Over the years, the Texas Legislature has seen several spouses follow in their partner's legislative footsteps. On our Women Members of the Texas Legislature, 1923-present page, footnotes indicate the five instances in which a legislator succeeded her spouse in an unexpired term following his death, and the three wives who served as temporary acting representatives during their husbands' military deployments. (Footnotes also point out where women were elected but never sworn into a legislator's role.) 

  • Maribelle Stewart appears to be the first wife to complete her husband's term in the Texas Legislature following his death. W. Lacy Stewart (Senate, 50th Legislature) passed away on March 22, 1947. Maribelle won a special election to fill the vacancy, but she resigned her seat representing Senate District 16 in 1948 when she remarried.
  • Persis Henderson (House, 51st) succeeded her husband, A. Robin Henderson (House, 49th-51st) in representing House District 61 when he died on March 15, 1949. Persis won a special election to fill the seat (running as Mrs. A. Robin Henderson); she announced for reelection to a full term but withdrew her candidacy, citing low legislative pay and the high cost of living in Austin.
  • Sue Hairgrove (House, 60th) won a special election to succeed her husband, Jim Hairgrove (House, 60th) for the House District 20-F seat when he passed away on April 12, 1967.
  • Lou Nelle Sutton (House, 64th-70th) succeeded her husband, G.J. Sutton (House, 63rd-64th), following his death on June 22, 1976, and her special election win to represent House District 57-E on August 7, 1976. Lou Nelle went on to be reelected to the 65th-70th Legislatures.

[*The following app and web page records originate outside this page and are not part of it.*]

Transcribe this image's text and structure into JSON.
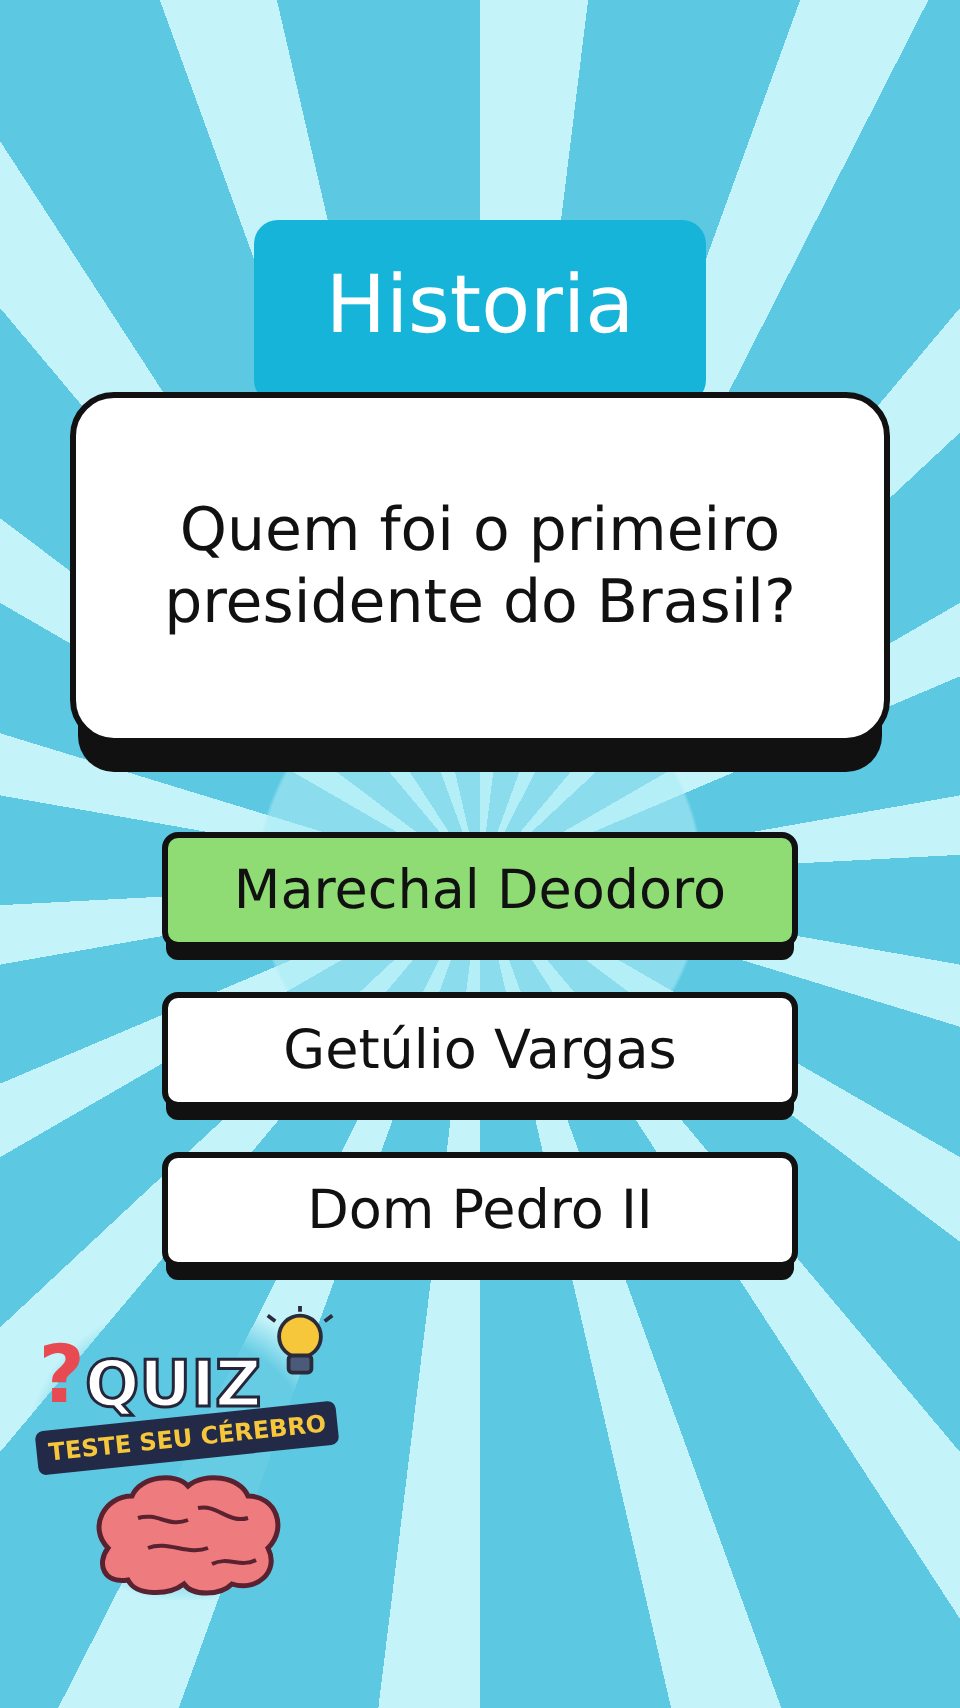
{
  "category": "Historia",
  "question": "Quem foi o primeiro presidente do Brasil?",
  "answers": [
    {
      "label": "Marechal Deodoro",
      "selected": true
    },
    {
      "label": "Getúlio Vargas",
      "selected": false
    },
    {
      "label": "Dom Pedro II",
      "selected": false
    }
  ],
  "logo": {
    "mark": "?",
    "title": "QUIZ",
    "tagline": "TESTE SEU CÉREBRO"
  }
}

  • Myra Crownover (House, 76th-84th), in a May 2000 special election, succeeded her husband, Ronny Crownover, (House, 76th) following his death on March 26, 2000. She continued to represent House District 64 for nearly two decades.

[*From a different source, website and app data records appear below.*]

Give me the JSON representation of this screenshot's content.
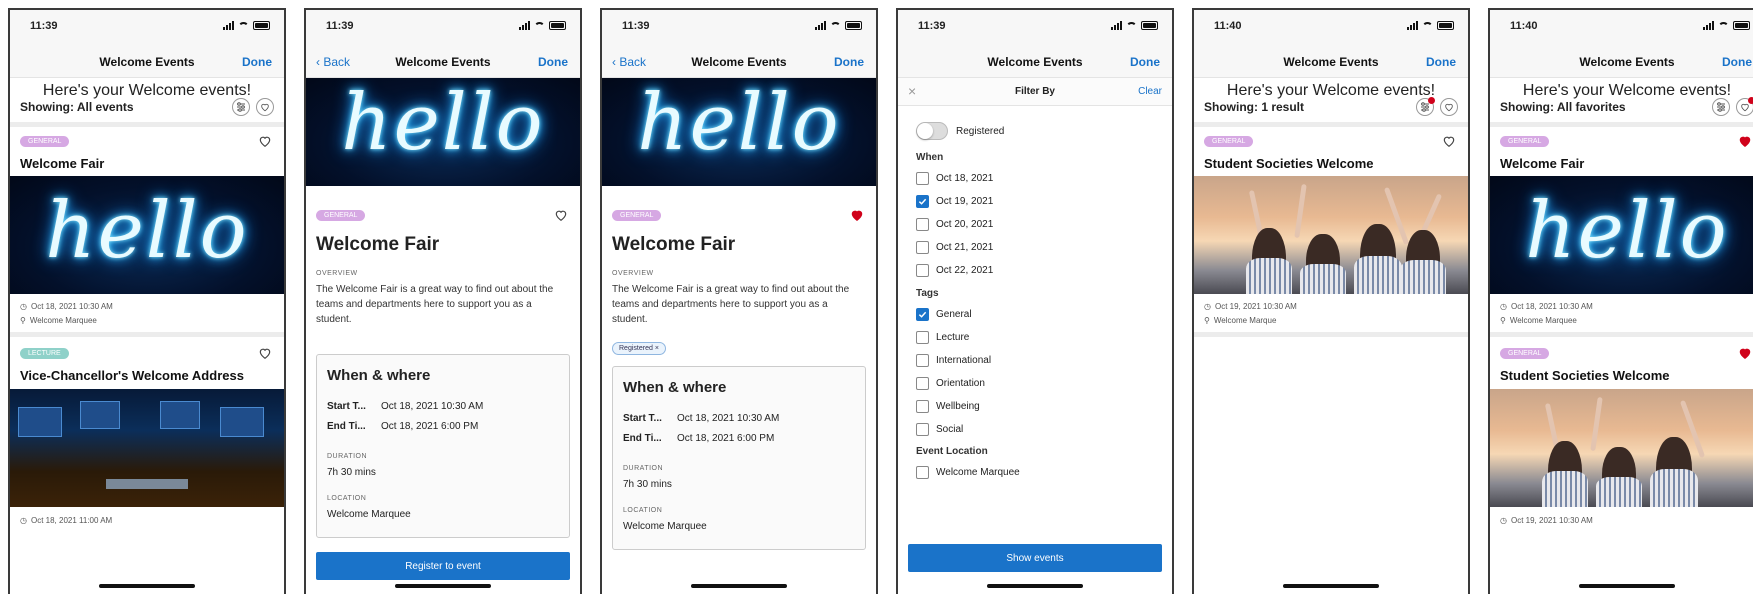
{
  "colors": {
    "accent": "#1a73c9",
    "heart_active": "#d0021b",
    "tag_general": "#d6a8e3",
    "tag_lecture": "#8fd1c9"
  },
  "screen1": {
    "time": "11:39",
    "title": "Welcome Events",
    "done": "Done",
    "headline": "Here's your Welcome events!",
    "showing": "Showing: All events",
    "events": [
      {
        "tag": "GENERAL",
        "name": "Welcome Fair",
        "image_text": "hello",
        "date": "Oct 18, 2021 10:30 AM",
        "location": "Welcome Marquee"
      },
      {
        "tag": "LECTURE",
        "name": "Vice-Chancellor's Welcome Address",
        "date": "Oct 18, 2021 11:00 AM"
      }
    ]
  },
  "screen2": {
    "time": "11:39",
    "back": "Back",
    "title": "Welcome Events",
    "done": "Done",
    "image_text": "hello",
    "tag": "GENERAL",
    "event_name": "Welcome Fair",
    "overview_label": "OVERVIEW",
    "overview": "The Welcome Fair is a great way to find out about the teams and departments here to support you as a student.",
    "when_where": "When & where",
    "start_label": "Start T...",
    "start_value": "Oct 18, 2021 10:30 AM",
    "end_label": "End Ti...",
    "end_value": "Oct 18, 2021 6:00 PM",
    "duration_label": "DURATION",
    "duration": "7h 30 mins",
    "location_label": "LOCATION",
    "location": "Welcome Marquee",
    "register": "Register to event"
  },
  "screen3": {
    "time": "11:39",
    "back": "Back",
    "title": "Welcome Events",
    "done": "Done",
    "image_text": "hello",
    "tag": "GENERAL",
    "event_name": "Welcome Fair",
    "overview_label": "OVERVIEW",
    "overview": "The Welcome Fair is a great way to find out about the teams and departments here to support you as a student.",
    "registered_chip": "Registered",
    "chip_x": "×",
    "when_where": "When & where",
    "start_label": "Start T...",
    "start_value": "Oct 18, 2021 10:30 AM",
    "end_label": "End Ti...",
    "end_value": "Oct 18, 2021 6:00 PM",
    "duration_label": "DURATION",
    "duration": "7h 30 mins",
    "location_label": "LOCATION",
    "location": "Welcome Marquee"
  },
  "screen4": {
    "time": "11:39",
    "title": "Welcome Events",
    "done": "Done",
    "close": "×",
    "filter_title": "Filter By",
    "clear": "Clear",
    "registered": "Registered",
    "when": "When",
    "dates": [
      {
        "label": "Oct 18, 2021",
        "checked": false
      },
      {
        "label": "Oct 19, 2021",
        "checked": true
      },
      {
        "label": "Oct 20, 2021",
        "checked": false
      },
      {
        "label": "Oct 21, 2021",
        "checked": false
      },
      {
        "label": "Oct 22, 2021",
        "checked": false
      }
    ],
    "tags_label": "Tags",
    "tags": [
      {
        "label": "General",
        "checked": true
      },
      {
        "label": "Lecture",
        "checked": false
      },
      {
        "label": "International",
        "checked": false
      },
      {
        "label": "Orientation",
        "checked": false
      },
      {
        "label": "Wellbeing",
        "checked": false
      },
      {
        "label": "Social",
        "checked": false
      }
    ],
    "location_label": "Event Location",
    "locations": [
      {
        "label": "Welcome Marquee",
        "checked": false
      }
    ],
    "show": "Show events"
  },
  "screen5": {
    "time": "11:40",
    "title": "Welcome Events",
    "done": "Done",
    "headline": "Here's your Welcome events!",
    "showing": "Showing: 1 result",
    "event": {
      "tag": "GENERAL",
      "name": "Student Societies Welcome",
      "date": "Oct 19, 2021 10:30 AM",
      "location": "Welcome Marque"
    }
  },
  "screen6": {
    "time": "11:40",
    "title": "Welcome Events",
    "done": "Done",
    "headline": "Here's your Welcome events!",
    "showing": "Showing: All favorites",
    "events": [
      {
        "tag": "GENERAL",
        "name": "Welcome Fair",
        "image_text": "hello",
        "date": "Oct 18, 2021 10:30 AM",
        "location": "Welcome Marquee"
      },
      {
        "tag": "GENERAL",
        "name": "Student Societies Welcome",
        "date": "Oct 19, 2021 10:30 AM"
      }
    ]
  }
}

  • Valerie Corte (House, 79th, 81st), Cheri Isett (House, 79th), and Melissa Noriega (House, 79th) were selected by their husbands to serve as temporary acting representatives during military deployments. Frank Corte (House, 73rd-81st) was called to military service during his legislative service twice; Carl Isett (75th-81st) and Rick Noriega (House, 76th-80th) were each called once during their time in the House. 

In addition to spouses filling unexpired terms, there are several other cases where spouses succeeded their partners in the legislature, separated by a few years or by redistricting. (And in the first case, separated by divorce, too.)

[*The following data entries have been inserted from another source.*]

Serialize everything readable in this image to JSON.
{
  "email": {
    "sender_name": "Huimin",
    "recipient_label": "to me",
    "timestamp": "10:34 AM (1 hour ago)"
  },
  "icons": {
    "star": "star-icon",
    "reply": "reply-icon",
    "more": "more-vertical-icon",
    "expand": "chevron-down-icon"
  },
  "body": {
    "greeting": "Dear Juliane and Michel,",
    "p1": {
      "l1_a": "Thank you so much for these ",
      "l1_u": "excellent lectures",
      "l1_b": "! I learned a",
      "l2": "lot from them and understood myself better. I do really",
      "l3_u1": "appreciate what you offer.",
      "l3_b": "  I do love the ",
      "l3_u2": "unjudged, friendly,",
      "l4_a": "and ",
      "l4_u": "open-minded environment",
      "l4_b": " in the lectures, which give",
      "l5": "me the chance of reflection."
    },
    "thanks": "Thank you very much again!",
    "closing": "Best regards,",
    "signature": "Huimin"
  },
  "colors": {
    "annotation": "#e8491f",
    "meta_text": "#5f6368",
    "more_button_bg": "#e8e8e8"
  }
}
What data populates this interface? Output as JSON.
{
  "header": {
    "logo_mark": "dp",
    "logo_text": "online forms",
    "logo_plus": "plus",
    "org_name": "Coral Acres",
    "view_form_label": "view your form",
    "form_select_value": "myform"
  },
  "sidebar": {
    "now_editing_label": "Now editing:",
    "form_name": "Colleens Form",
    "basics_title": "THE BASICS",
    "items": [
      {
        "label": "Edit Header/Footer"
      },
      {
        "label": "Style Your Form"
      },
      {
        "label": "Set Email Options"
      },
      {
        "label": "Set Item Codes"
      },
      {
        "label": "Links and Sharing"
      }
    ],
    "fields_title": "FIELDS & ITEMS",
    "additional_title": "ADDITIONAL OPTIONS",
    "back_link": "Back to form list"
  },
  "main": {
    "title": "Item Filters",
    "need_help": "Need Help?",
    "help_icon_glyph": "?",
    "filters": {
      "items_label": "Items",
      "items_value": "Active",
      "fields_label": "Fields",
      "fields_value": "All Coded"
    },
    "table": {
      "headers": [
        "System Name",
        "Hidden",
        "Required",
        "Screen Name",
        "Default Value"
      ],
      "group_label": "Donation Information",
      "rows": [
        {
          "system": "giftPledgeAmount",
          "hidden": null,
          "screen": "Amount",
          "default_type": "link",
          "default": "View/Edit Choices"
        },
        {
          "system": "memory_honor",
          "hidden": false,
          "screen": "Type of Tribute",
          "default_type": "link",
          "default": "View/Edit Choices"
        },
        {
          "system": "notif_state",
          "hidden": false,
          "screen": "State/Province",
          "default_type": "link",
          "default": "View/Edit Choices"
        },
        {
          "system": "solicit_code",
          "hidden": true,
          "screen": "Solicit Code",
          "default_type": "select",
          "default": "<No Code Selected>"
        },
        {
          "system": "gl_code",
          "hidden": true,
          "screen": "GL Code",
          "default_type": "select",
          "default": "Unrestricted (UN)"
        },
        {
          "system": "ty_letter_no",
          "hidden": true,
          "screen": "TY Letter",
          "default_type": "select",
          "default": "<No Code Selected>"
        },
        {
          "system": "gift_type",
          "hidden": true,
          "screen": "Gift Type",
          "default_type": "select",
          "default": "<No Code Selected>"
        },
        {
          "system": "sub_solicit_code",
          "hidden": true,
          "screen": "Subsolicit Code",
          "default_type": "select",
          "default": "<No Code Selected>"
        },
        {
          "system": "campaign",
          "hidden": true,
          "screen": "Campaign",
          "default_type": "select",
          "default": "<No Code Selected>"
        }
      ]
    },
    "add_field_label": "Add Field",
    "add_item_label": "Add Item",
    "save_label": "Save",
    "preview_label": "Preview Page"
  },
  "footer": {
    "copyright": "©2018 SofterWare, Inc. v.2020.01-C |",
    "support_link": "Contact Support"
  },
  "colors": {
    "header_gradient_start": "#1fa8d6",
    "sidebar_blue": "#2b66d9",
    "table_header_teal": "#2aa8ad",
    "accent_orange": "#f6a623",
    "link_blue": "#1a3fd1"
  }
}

  • Neveille Colson (House, 46th-50th Legislatures; Senate, 51st-59th Legislatures), the first woman to serve in both chambers of the legislature, was elected to represent House District 27 a couple years after her then-husband, Nall Colson (House, 43rd-44th), lost the seat. The couple divorced in 1938, before Neveille took office in 1939.
  • Betty Denton (House, 65th-73rd) represented McLennan County, House District 35-A, following her husband, Lane Denton (House, 62nd-64th), who resigned the House District 35-1 seat to run for the Texas Railroad Commission. Redistricting meant that while they represented the same county, the district was different.
  • Sam Harless (House, 86th) appears to be the first husband to fill a seat formerly occupied by a wife. He was elected in November 2018 to serve House District 126; Patricia Harless served the district from the 80th-84th Legislatures.
  • Angela Paxton (Senate, 86th-87th), elected in November 2018, serves Senate District 8, the same seat that her husband, current Attorney General Ken Paxton (House, 78th-82nd, Senate, 83rd), occupied.
  • Frances Rountree and Cora Strong were the first widows of legislators elected to serve in the Texas Legislature, both serving as representatives in the 42nd Legislature. Cora's husband, N.R. Strong, died while representing House District 55 during the 41st Legislature. Cora was elected to the seat for the following session. Frances' husband, Lee J. Rountree (House, 37th-38th), died at his desk in the House chamber in 1923. In 1930, running as "Mrs. Lee J. Rountree," Frances was elected to the House; however, redistricting in the intervening years changed the House District number for Brazos County from 22 to 26.

This blog post is the first in a series, with posts to come on legislative siblings, parents/children, and other family connections.